Reaching your 21st birthday is a milestone. And while preventive health screenings might not be top of mind at 21, it’s the recommended age for females to begin getting a Pap test.
A Pap test, or Pap smear, is a procedure used to detect cervical cancer. It collects a few cells from the cervix that are analyzed in a lab. Regular screenings can help detect cancer in its earliest, precancer stages. This is important because it’s when it can be treated most successfully.
WellTuned spoke with Dr. Edwin Thorpe, a medical director for BlueCross BlueShield of Tennessee, about the importance of Pap smears in the early detection and prevention of cervical cancer, including younger females.
What the recommendations say
The U.S. Preventive Services Task Force (USPSTF) issues evidence-based recommendations about important health matters. This includes cancer screenings.

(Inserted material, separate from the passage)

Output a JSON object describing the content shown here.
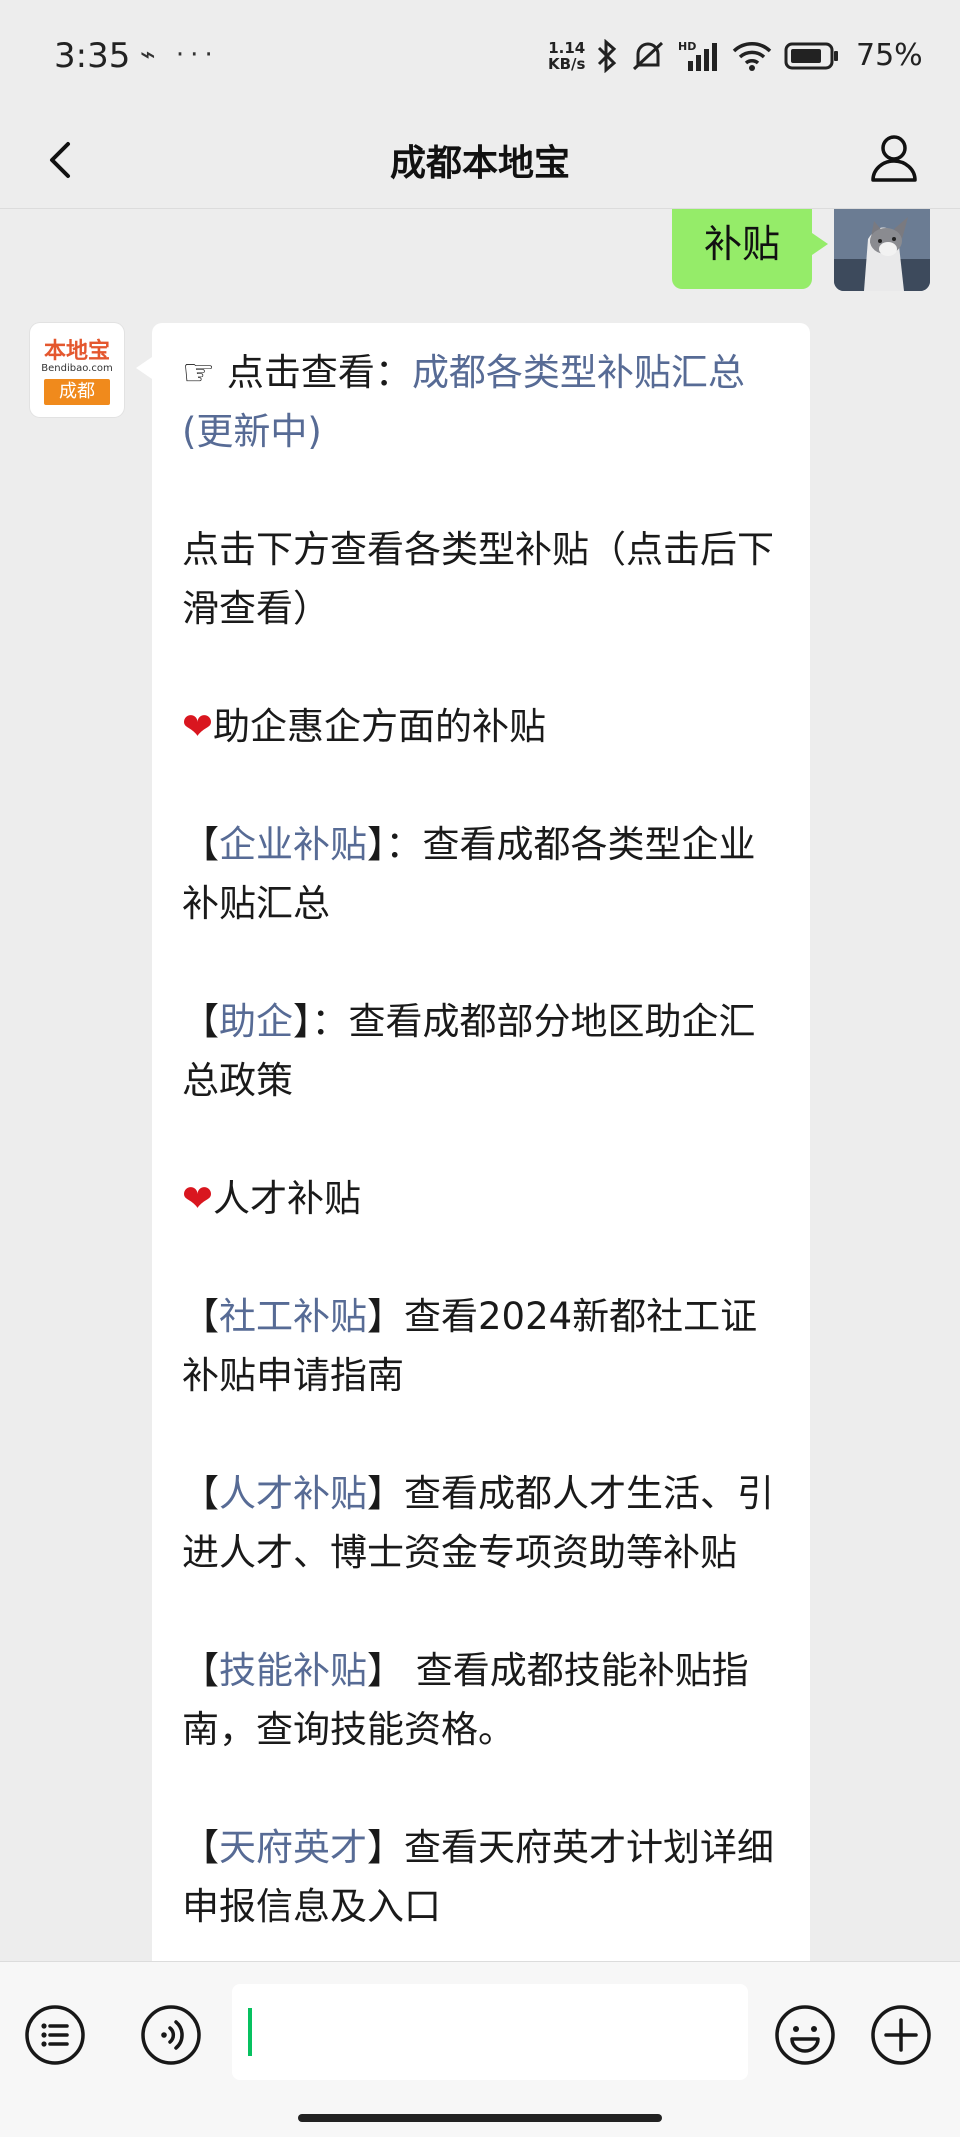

The task force’s cervical cancer screening recommendation calls for women ages 21 to 29 to get a Pap test every three years.
Females over 29 should get regular Pap tests, too. Here’s what the USPSTF recommends for females between the ages of 30 and 65 years:
- screening every three years with cervical cytology alone,
- every five years with high-risk human papillomavirus (hrHPV) testing alone,
- or every five years with hrHPV testing in combination with cytology (cotesting).
Dr. Thorpe: Experts developed these recommendations. They take into account age and health history, as well as a greater understanding of the human papilloma virus (HPV).
HPV causes more than nine out of every 10 cases of cervical cancer, according to the Centers for Disease Control and Prevention (CDC). The immune systems of younger females, those under 21, have the ability to neutralize or “clear” HPV infections at the sight of infection. That’s why recommendations for screening now begin at age 21.
Benefits of screening
Dr. Thorpe: Cervical cancer can be curable if detected at the early, “precancer” stage. We have a variety of treatment methods to accomplish this. And surveillance testing (much like a pap smear) is used after treatment to make sure that the treatment has been successful and the cancer has not come back. This may continue for several years, depending on the severity of the condition. Most “low-grade” conditions do not warrant active treatment. They’re monitored by “watchful waiting.” But “high-grade” conditions do warrant more aggressive treatment.
But this treatment is most effective when the cancer is at that early stage. This makes screening, even at age 21, important for detection and optimal treatment outcomes.
Boosting cervical cancer screening rates in the future
According to the National Cancer Institute, 73.5% of females between the ages of 21 and 65 years were up-to-date with cervical cancer screening in 2019. So, there’s definitely room for improvement. The Healthy People 2030 goal is to boost that figure to 83.4%.
Here in the Volunteer State, the rate of cervical cancer has declined in recent years. But Tennessee has slightly higher-than-average cervical cancer rates than the national average, per the National Cancer Institute. The Cervical Cancer Free Tennessee (CCFTN) Initiative is working to eliminate cervical cancer by 2040. One way to make progress is to encourage young females to get screened for cervical cancer as appropriate for their age.
Don’t forget about vaccination
Dr. Thorpe: Pap tests are just one strategy in the fight against cervical cancer. Vaccination for HPV has the potential to essentially eliminate cervical cancer. It can also reduce the incidence of a host of other genital tract and HPV-related cancers.
The Advisory Committee on Immunization Practices (ACIP) and the American College of Obstetricians and Gynecologists (ACOG) recommend that people receive the HPV vaccination in early adolescence before they’re exposed to HPV through sexual activity. Typically, they suggest aiming for around age 11 to 12, although it can be given earlier.
However, the vaccine is licensed for use in both males and females though the age of 45. So, if you or someone you love has not been vaccinated and you’re under age 45, there’s still time. Contact your primary care provider and discuss whether the vaccine is appropriate for you, given your age and health history.
“Vaccines and screenings are prudent and accessible tools in an overall strategy of preventive care,” Dr. Thorpe says. “They can protect us from and identify issues before they become serious or life threatening.”
Get more information about specific health terms, topics and conditions to better manage your health on bcbst.com. BlueCross BlueShield of Tennessee members can access wellness-related discounts on fitness products, gym memberships, healthy eating and more through Blue365®. BCBST members can also find tools and resources to help improve health and well-being by logging into BlueAccess and going to the Managing Your Health tab.